University Residence Hall Assistants as Mediators:  An Investigation of the Effects of Disputant and Mediator Relationships on Intervention Preferences.

By William H. Ross, Debra Fischer, Carol Baker, and Kim Buchholz

University of Wisconsin at La Crosse

Journal of Applied Social Psychology, 27, No. 8, pp. 664-707.


The present research investigated whether (a) preexisting affiliation (bias due to friendship) between a mediator and one disputant and (b) interpersonal hostility between two disputants affected university Residence Hall Assistants' (RAs') mediation strategies.  Respondents (N = 45) read one of four versions of a dispute scenario: versions varied independent variables according to a 2 x 2 design (high vs. low mediator affiliation and high vs. low disputant hostility).  Respondents indicated the probability of using eighteen mediation techniques.  Results suggested that both independent variables significantly affected strategy selection.  When friends had a complaint, the RA  was likely to first avoid mediating.  Hostility between disputants was related to less problem solving.  In all conditions, RAs mentioned techniques consistent with stage theories of mediation, moving from problem definition to problem solving to pressing the parties.

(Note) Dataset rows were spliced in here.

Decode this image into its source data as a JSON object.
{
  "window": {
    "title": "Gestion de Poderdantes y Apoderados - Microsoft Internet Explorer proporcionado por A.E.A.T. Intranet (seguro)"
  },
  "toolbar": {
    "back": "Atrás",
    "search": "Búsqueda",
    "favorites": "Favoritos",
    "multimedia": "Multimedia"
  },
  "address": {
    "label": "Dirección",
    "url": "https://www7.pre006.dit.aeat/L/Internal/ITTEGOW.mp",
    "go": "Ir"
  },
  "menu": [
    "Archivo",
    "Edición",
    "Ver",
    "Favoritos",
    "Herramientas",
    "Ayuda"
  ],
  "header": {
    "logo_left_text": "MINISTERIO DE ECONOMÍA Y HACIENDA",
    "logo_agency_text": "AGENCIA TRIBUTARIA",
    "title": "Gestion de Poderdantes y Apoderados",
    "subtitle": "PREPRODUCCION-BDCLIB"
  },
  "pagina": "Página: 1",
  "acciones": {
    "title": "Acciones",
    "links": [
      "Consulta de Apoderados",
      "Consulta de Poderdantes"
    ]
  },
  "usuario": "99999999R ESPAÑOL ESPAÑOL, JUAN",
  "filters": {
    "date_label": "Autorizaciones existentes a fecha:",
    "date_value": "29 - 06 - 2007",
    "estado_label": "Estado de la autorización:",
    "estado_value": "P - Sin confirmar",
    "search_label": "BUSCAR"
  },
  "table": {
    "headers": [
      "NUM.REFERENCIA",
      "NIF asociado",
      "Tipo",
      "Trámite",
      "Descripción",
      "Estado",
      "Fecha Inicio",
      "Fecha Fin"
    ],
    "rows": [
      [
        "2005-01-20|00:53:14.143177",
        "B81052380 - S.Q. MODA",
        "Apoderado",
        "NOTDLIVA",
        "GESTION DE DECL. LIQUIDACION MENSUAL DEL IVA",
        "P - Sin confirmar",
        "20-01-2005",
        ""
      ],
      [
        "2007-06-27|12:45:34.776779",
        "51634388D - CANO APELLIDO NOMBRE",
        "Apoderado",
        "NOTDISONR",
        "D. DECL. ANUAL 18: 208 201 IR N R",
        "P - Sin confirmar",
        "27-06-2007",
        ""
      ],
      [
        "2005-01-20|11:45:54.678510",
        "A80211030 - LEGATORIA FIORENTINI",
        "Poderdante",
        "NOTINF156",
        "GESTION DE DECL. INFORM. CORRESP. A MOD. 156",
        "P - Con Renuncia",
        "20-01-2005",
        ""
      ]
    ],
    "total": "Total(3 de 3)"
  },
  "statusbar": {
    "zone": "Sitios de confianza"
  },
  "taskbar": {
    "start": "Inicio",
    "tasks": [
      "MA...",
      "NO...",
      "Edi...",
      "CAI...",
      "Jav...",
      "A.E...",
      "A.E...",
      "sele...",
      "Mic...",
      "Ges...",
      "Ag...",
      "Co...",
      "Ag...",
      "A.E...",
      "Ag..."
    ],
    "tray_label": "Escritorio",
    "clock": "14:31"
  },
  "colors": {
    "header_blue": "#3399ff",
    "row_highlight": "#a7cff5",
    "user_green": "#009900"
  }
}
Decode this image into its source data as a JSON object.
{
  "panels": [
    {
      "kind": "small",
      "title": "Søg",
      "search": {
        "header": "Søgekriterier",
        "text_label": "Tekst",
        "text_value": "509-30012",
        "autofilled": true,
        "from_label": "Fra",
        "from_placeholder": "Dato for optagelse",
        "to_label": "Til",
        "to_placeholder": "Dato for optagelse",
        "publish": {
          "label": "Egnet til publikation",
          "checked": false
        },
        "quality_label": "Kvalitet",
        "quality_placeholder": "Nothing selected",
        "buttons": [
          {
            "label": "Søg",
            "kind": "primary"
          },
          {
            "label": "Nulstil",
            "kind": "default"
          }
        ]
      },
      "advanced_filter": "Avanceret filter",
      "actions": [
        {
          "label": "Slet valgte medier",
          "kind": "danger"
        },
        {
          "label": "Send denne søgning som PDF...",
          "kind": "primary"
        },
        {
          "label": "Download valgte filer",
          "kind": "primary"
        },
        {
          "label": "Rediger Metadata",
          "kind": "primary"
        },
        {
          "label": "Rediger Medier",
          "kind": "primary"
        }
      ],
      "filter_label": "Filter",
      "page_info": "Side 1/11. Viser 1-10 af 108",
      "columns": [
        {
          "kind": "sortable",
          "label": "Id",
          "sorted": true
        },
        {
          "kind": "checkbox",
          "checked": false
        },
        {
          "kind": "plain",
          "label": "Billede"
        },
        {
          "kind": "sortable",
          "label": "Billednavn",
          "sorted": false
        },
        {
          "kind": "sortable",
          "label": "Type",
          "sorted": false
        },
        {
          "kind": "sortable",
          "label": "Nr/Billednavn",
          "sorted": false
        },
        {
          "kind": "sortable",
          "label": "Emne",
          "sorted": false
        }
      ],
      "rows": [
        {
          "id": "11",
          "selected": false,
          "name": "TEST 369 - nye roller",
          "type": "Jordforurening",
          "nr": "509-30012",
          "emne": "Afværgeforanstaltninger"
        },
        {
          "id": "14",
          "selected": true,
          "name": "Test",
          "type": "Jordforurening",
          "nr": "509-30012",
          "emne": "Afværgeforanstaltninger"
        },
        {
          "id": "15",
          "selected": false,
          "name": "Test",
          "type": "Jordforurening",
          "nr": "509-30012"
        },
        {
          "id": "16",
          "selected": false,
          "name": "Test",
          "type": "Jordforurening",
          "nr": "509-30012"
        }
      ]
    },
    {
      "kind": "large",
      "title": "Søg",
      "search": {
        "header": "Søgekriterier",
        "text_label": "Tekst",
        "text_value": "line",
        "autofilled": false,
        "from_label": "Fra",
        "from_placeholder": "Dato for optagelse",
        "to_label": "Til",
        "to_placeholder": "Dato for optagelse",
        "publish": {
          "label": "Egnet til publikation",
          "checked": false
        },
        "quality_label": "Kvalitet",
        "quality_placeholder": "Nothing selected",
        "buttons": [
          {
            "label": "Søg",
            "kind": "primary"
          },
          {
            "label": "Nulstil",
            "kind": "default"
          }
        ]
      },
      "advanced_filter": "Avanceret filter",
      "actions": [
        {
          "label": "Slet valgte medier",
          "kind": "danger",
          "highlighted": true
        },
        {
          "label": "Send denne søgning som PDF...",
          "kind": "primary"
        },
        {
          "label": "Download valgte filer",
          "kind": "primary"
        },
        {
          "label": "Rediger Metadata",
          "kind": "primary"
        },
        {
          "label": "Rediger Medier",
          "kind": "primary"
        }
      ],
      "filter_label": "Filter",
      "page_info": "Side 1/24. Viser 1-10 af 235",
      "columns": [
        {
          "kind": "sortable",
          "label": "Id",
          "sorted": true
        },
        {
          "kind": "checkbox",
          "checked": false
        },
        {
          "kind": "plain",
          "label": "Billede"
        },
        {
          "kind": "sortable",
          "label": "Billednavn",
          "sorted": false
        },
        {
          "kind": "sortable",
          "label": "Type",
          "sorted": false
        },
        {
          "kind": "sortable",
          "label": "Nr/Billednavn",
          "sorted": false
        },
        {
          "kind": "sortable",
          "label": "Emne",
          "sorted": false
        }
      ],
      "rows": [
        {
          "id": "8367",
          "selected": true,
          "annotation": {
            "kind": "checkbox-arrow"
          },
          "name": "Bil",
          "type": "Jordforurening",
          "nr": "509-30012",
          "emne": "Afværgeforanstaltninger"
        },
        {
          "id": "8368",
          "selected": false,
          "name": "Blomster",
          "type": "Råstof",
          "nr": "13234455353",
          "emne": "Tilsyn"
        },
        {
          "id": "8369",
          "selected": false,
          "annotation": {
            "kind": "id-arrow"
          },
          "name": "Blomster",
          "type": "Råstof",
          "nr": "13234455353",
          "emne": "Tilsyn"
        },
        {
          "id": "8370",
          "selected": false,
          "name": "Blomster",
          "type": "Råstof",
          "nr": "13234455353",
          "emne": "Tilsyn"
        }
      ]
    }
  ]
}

Abstract copyright (C) 1997 by V. H. Winston & Sons, Inc.  All rights reserved.